And this is what God has testified: He has given us eternal life, and this life is in his Son. Whoever has the Son has life; whoever does not have God’s Son does not have life. – 1 John 5:11-12
Venice is one of my “Bucket List” destinations, one I’ve thought about visiting for a long time, ever since I read stories about the explorer Marco Polo (1254-1324) and his trade route to the East.
Venice is not the capital of commerce it once was, but the city still retains its storybook allure and its almost fantastical, fairytale personality. I felt excitement bubble up inside me as we rolled into the train station; and, when we walked out into the sunshine, my first view of the Grande Canal did not disappoint.
Again, having Andrew and Alicia as tour guides and interpreters proved a Godsend. We made our way through the maze of narrow streets, crossing canal after canal, until we found the particular “off the beaten trail,” “non-touristy” restaurant the young people were looking for.
“Look Dad!” Andrew said a few minutes after we were seated. “A table full of Gondoliers just came in. You know it’s good local food when the Gondoliers eat here.”
Well, I couldn’t argue with that. The menu was in Italian – no subtitles – and there were none of those tell-tale food pictures you see at the tourist traps. I also couldn’t argue with the remarkable plate of muscles on pasta I was served, or the wine, or the cappuccino.
Good stuff all around. I can’t stress enough how important local food is to the complete travel experience. Ask a small-business owner; follow a trucker to the cafe; tail the gondolier to the restaurant.
Ask a small-business owner; follow a trucker to the cafe; tail the gondolier to the restaurant.
HISTORY: Satisfied, we crossed the Ponte di Rialto and made our way to the Frari Basilica, a remarkable church featuring – among other treasures – a statue of John the Baptist by Donatello, and a Madonna by Bellini. The inside was beyond ornate, but – somehow – it kind of worked, producing a remarkable effect that was worshipful.

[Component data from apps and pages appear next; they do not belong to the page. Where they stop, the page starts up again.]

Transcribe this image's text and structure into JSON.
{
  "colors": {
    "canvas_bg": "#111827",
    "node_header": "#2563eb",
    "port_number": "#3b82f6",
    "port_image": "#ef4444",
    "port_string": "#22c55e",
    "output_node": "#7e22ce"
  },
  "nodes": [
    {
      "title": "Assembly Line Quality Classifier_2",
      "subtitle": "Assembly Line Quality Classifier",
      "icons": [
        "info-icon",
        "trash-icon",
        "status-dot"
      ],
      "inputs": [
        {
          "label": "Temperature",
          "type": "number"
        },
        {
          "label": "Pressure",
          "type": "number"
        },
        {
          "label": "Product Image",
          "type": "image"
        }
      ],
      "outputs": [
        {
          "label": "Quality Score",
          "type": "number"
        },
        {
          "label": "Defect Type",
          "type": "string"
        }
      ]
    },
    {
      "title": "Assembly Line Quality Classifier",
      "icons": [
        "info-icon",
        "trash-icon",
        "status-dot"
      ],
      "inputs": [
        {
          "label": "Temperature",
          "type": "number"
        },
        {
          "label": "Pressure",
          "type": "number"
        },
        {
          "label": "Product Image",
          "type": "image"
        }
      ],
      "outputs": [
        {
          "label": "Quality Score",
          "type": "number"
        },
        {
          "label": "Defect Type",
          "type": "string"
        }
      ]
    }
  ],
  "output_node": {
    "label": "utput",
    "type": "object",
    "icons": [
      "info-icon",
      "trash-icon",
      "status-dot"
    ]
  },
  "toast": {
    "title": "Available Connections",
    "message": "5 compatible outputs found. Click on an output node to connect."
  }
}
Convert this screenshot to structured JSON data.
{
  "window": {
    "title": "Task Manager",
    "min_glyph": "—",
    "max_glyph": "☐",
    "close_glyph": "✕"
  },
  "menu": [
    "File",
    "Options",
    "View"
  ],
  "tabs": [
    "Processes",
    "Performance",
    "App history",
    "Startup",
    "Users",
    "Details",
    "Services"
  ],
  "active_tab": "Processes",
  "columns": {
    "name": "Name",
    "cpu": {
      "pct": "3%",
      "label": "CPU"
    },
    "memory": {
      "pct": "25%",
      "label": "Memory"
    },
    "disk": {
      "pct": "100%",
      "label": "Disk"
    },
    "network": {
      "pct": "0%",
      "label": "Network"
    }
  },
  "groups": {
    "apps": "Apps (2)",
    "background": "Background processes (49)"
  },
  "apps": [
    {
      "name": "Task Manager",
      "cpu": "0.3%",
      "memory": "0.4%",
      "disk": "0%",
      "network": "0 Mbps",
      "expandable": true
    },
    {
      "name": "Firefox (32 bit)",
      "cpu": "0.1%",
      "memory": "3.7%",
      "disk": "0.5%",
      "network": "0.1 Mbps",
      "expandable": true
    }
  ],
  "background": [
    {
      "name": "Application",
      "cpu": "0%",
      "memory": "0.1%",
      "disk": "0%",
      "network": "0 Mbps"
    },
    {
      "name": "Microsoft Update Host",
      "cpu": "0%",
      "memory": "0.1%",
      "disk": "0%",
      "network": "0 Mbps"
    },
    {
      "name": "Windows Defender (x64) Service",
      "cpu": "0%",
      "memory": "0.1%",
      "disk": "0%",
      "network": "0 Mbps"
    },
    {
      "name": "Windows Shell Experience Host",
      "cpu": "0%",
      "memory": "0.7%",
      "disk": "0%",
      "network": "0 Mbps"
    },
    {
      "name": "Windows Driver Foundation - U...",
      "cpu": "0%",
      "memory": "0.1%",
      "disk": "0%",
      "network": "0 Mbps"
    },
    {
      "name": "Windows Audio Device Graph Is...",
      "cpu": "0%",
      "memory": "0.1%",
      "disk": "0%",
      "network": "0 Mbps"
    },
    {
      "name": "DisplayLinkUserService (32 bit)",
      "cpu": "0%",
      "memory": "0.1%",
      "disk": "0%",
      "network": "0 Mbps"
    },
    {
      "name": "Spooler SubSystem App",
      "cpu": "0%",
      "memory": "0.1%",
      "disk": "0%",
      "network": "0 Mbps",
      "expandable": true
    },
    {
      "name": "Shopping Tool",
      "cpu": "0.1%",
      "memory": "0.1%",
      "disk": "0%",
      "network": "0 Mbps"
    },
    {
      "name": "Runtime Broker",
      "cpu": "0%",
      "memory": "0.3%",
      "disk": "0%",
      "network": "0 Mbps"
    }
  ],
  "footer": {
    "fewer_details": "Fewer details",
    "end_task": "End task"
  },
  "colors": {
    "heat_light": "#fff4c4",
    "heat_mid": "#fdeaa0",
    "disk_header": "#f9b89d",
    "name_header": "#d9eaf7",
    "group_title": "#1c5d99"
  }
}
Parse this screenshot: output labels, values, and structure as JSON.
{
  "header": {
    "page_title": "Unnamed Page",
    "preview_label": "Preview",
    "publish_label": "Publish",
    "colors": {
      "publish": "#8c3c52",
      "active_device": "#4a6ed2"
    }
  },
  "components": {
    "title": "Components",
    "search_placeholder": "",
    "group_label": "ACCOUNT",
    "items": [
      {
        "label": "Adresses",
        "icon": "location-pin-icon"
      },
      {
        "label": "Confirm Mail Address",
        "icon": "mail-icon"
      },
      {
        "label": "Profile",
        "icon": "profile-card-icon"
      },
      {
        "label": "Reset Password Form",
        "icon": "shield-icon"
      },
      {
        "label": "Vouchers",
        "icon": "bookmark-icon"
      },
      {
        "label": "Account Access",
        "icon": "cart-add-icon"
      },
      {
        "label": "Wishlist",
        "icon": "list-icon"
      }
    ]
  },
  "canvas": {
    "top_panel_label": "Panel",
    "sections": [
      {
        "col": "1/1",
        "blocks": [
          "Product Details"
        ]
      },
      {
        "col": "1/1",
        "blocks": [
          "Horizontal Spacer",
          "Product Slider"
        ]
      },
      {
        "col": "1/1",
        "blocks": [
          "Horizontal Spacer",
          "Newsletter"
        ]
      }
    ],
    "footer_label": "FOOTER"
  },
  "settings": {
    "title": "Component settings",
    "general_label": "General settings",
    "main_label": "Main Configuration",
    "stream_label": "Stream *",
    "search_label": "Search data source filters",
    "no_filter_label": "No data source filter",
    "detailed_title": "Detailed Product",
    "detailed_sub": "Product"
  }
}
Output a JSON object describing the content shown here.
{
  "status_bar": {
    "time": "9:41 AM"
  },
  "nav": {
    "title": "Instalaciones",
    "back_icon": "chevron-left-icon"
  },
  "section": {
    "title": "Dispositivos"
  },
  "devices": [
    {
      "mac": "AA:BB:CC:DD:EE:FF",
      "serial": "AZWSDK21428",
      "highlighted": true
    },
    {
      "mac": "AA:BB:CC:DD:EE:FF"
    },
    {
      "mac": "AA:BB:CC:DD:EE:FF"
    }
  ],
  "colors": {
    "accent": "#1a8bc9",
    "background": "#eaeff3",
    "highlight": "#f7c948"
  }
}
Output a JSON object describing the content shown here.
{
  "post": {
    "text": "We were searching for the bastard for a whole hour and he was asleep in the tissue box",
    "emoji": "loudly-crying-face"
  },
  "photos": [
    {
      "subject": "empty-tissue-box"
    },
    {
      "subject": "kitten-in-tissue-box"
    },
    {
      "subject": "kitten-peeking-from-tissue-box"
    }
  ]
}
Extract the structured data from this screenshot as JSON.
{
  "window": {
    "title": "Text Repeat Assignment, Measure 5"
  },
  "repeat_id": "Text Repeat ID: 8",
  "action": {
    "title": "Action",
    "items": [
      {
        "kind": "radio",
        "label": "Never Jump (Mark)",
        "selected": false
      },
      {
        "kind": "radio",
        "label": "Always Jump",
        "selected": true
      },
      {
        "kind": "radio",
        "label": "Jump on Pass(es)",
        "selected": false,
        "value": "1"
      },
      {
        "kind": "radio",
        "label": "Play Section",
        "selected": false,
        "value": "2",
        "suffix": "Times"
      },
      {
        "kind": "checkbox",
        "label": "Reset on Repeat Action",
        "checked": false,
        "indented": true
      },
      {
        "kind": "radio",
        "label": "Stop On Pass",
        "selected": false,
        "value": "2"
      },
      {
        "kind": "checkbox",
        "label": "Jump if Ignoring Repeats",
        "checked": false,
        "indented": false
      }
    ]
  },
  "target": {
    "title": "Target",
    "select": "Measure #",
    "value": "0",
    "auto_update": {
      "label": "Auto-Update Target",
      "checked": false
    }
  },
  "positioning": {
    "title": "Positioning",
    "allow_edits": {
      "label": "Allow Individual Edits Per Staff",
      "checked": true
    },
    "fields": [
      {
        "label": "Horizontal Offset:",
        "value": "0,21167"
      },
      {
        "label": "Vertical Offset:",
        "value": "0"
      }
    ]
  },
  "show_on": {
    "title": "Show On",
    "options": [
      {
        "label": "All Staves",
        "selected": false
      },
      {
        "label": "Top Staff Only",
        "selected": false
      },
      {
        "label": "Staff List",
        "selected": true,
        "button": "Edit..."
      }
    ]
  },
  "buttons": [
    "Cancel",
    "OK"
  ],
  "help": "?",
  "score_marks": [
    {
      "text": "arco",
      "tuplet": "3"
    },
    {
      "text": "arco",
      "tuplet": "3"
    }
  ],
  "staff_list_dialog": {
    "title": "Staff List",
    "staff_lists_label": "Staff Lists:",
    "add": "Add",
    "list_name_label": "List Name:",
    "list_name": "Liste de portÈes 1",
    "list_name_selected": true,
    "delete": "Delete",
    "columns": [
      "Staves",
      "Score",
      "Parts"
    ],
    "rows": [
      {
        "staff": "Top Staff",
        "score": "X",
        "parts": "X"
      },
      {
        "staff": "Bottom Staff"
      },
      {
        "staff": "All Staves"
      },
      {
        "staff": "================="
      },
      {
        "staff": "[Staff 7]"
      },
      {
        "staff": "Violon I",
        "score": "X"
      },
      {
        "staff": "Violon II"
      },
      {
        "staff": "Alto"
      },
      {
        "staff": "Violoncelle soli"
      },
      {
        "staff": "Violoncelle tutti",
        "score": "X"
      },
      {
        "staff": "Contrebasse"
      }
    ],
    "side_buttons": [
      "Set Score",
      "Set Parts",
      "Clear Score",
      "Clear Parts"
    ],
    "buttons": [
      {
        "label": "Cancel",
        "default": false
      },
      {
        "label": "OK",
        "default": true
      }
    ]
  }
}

The irony, to me, is that a church so ornate, so rich, so gaudy, was built and maintained by a Franciscan order. Having just left Assisi, where Frances entered the life of a friar in protest of his father’s riches in cloth and commerce, it was interesting to see how the commercial wealth and excess of Venice shaped the public face of faith just a few years later.
Next we walked to the Basilica di Santa Maria della Salute, built as a thank you by survivors of the Black Death.
From Santa Maria we crossed the Grande Canal by gondola and entered St. Mark’s Square – the Piazza San Marco.
Talk about a concentration of “Kodak Moments” in one place: The square, the clock tower (Torre dell’Orologio – 1499), the cathedral, the Doge’s Palace, the Grande Canal, the Island of San Giorgio Maggiore. All right there!
We then wandered back to the Ponte di Rialto, found appropriate local refreshment, and cut across some circuitous route to the train station.
PHOTOGRAPHS: Everywhere we turned I found myself tempted to stop, frame a shot in my Nikon, and add another image to the growing collection. But I let a lot of them pass for a couple of reasons:
First, I’m trying to take photographs that tell the story I’m experiencing, rather than just because the image is beautiful. Second, I’m making an effort not to let photography interrupt the story Rebekah and I are living together.
Every vista in Venice tells one more element of the fascinating story that is this city; from the rich palaces, to the obscure backwaters, to the modern-day cruise ships towering over the skyline.
These photographs are just where my lens, and my interest, happened to be pointing; but – if you want to really listen to the spirit of Venezia – then you are going to have to spend a day or two there yourselves.
Happy travels – DEREK